# WORK ITEM
The answer must be an exact copy of the entries below, with no images in it.

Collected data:
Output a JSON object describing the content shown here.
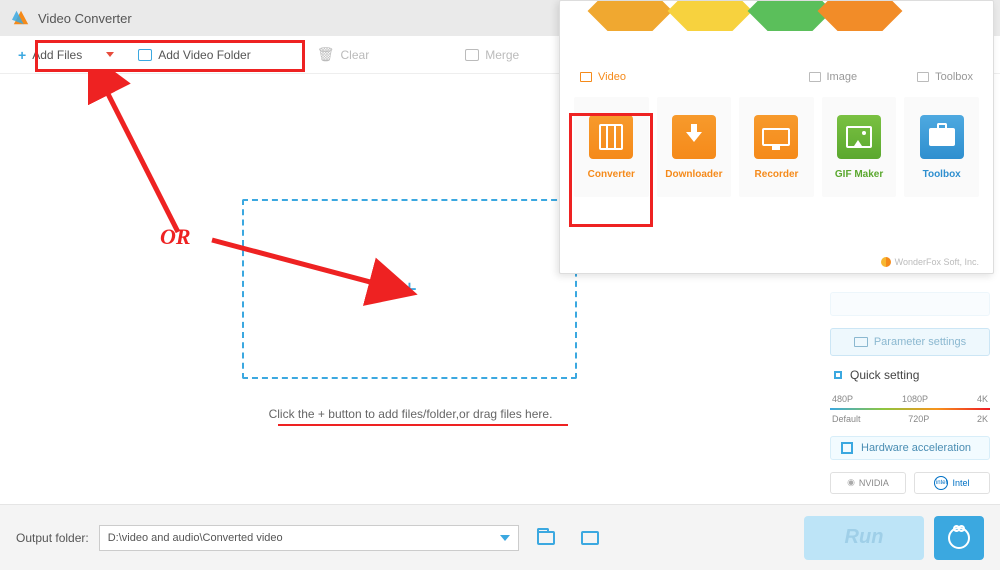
{
  "title": "Video Converter",
  "toolbar": {
    "add_files": "Add Files",
    "add_video_folder": "Add Video Folder",
    "clear": "Clear",
    "merge": "Merge"
  },
  "dropzone_hint": "Click the + button to add files/folder,or drag files here.",
  "sidebar": {
    "param_settings": "Parameter settings",
    "quick_setting": "Quick setting",
    "presets_top": [
      "480P",
      "1080P",
      "4K"
    ],
    "presets_bottom": [
      "Default",
      "720P",
      "2K"
    ],
    "hardware_accel": "Hardware acceleration",
    "vendors": [
      "NVIDIA",
      "Intel"
    ]
  },
  "output": {
    "label": "Output folder:",
    "path": "D:\\video and audio\\Converted video",
    "run": "Run"
  },
  "overlay": {
    "cats": {
      "video": "Video",
      "image": "Image",
      "toolbox": "Toolbox"
    },
    "tools": {
      "converter": "Converter",
      "downloader": "Downloader",
      "recorder": "Recorder",
      "gifmaker": "GIF Maker",
      "toolbox": "Toolbox"
    },
    "footer": "WonderFox Soft, Inc."
  },
  "annotation_or": "OR"
}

# THE COMPLETED TASK
Output a JSON object describing the content shown here.
{
  "title": "Video Converter",
  "toolbar": {
    "add_files": "Add Files",
    "add_video_folder": "Add Video Folder",
    "clear": "Clear",
    "merge": "Merge"
  },
  "dropzone_hint": "Click the + button to add files/folder,or drag files here.",
  "sidebar": {
    "param_settings": "Parameter settings",
    "quick_setting": "Quick setting",
    "presets_top": [
      "480P",
      "1080P",
      "4K"
    ],
    "presets_bottom": [
      "Default",
      "720P",
      "2K"
    ],
    "hardware_accel": "Hardware acceleration",
    "vendors": [
      "NVIDIA",
      "Intel"
    ]
  },
  "output": {
    "label": "Output folder:",
    "path": "D:\\video and audio\\Converted video",
    "run": "Run"
  },
  "overlay": {
    "cats": {
      "video": "Video",
      "image": "Image",
      "toolbox": "Toolbox"
    },
    "tools": {
      "converter": "Converter",
      "downloader": "Downloader",
      "recorder": "Recorder",
      "gifmaker": "GIF Maker",
      "toolbox": "Toolbox"
    },
    "footer": "WonderFox Soft, Inc."
  },
  "annotation_or": "OR"
}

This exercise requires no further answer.